+++ Information provided

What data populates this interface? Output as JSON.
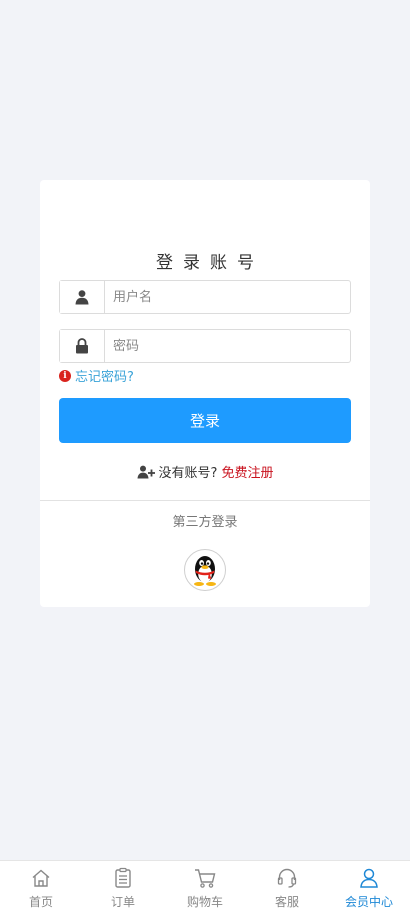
{
  "login": {
    "title": "登录账号",
    "username_placeholder": "用户名",
    "password_placeholder": "密码",
    "forgot_link": "忘记密码?",
    "login_button": "登录",
    "no_account_text": "没有账号?",
    "register_link": "免费注册",
    "third_party_label": "第三方登录"
  },
  "icons": {
    "username": "user-icon",
    "password": "lock-icon",
    "forgot": "info-icon",
    "register": "add-user-icon",
    "third_party": "qq-penguin-icon"
  },
  "tabbar": {
    "active": "会员中心",
    "tabs": [
      {
        "label": "首页",
        "icon": "home-icon"
      },
      {
        "label": "订单",
        "icon": "order-icon"
      },
      {
        "label": "购物车",
        "icon": "cart-icon"
      },
      {
        "label": "客服",
        "icon": "headset-icon"
      },
      {
        "label": "会员中心",
        "icon": "member-icon"
      }
    ]
  },
  "colors": {
    "primary": "#1e9bff",
    "link": "#3aa3d8",
    "register": "#c9121e",
    "tab_active": "#1e88d6",
    "background": "#f2f3f8"
  }
}
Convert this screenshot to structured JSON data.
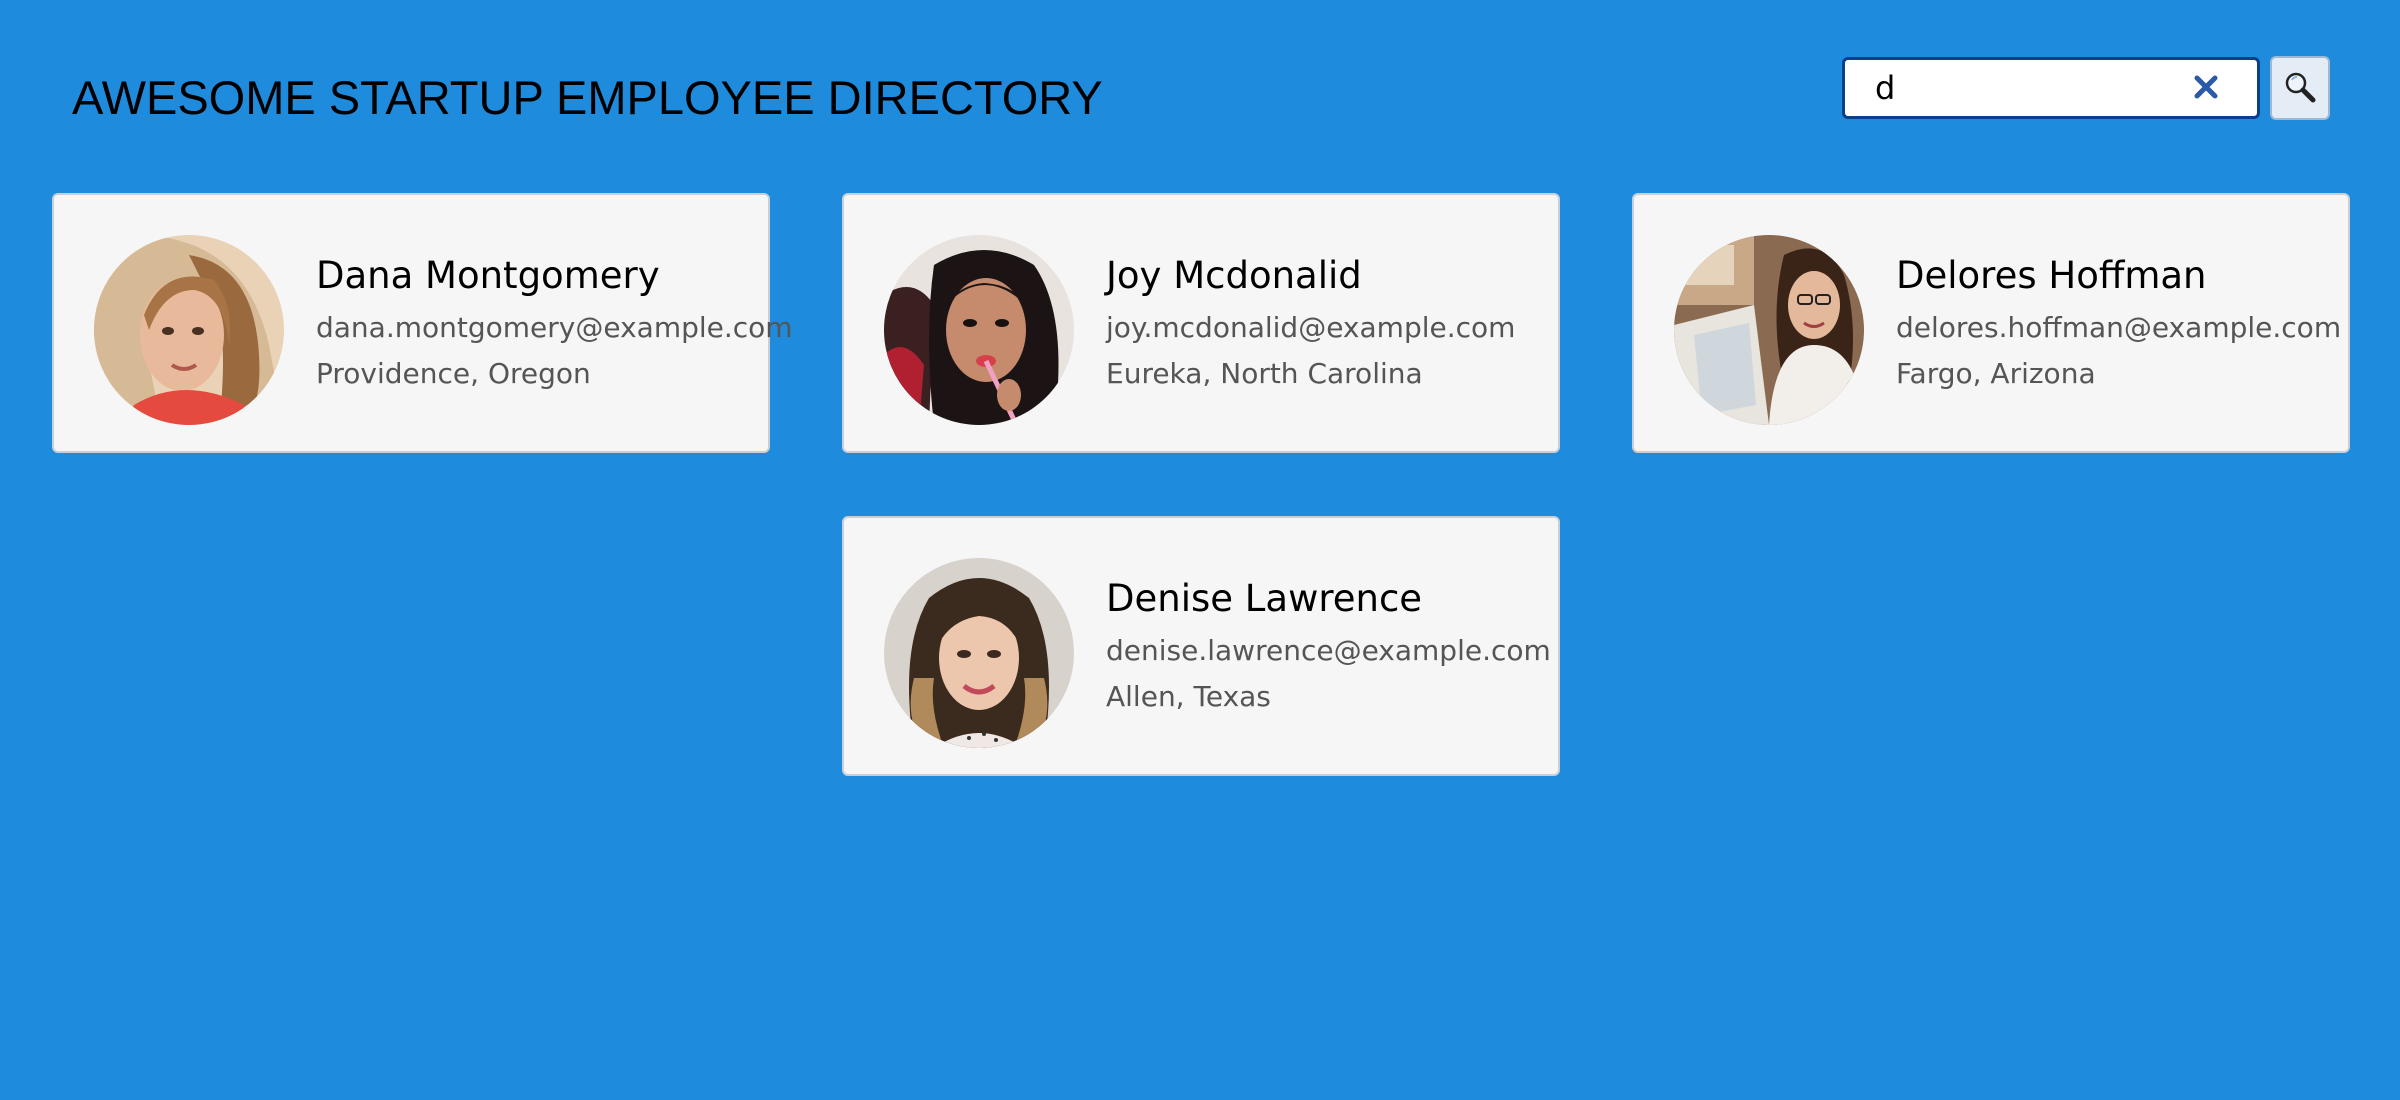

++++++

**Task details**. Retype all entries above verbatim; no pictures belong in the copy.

**Reply**.
What data populates this interface? Output as JSON.
{
  "login": {
    "title": "登录账号",
    "username_placeholder": "用户名",
    "password_placeholder": "密码",
    "forgot_link": "忘记密码?",
    "login_button": "登录",
    "no_account_text": "没有账号?",
    "register_link": "免费注册",
    "third_party_label": "第三方登录"
  },
  "icons": {
    "username": "user-icon",
    "password": "lock-icon",
    "forgot": "info-icon",
    "register": "add-user-icon",
    "third_party": "qq-penguin-icon"
  },
  "tabbar": {
    "active": "会员中心",
    "tabs": [
      {
        "label": "首页",
        "icon": "home-icon"
      },
      {
        "label": "订单",
        "icon": "order-icon"
      },
      {
        "label": "购物车",
        "icon": "cart-icon"
      },
      {
        "label": "客服",
        "icon": "headset-icon"
      },
      {
        "label": "会员中心",
        "icon": "member-icon"
      }
    ]
  },
  "colors": {
    "primary": "#1e9bff",
    "link": "#3aa3d8",
    "register": "#c9121e",
    "tab_active": "#1e88d6",
    "background": "#f2f3f8"
  }
}
Convert this screenshot to structured JSON data.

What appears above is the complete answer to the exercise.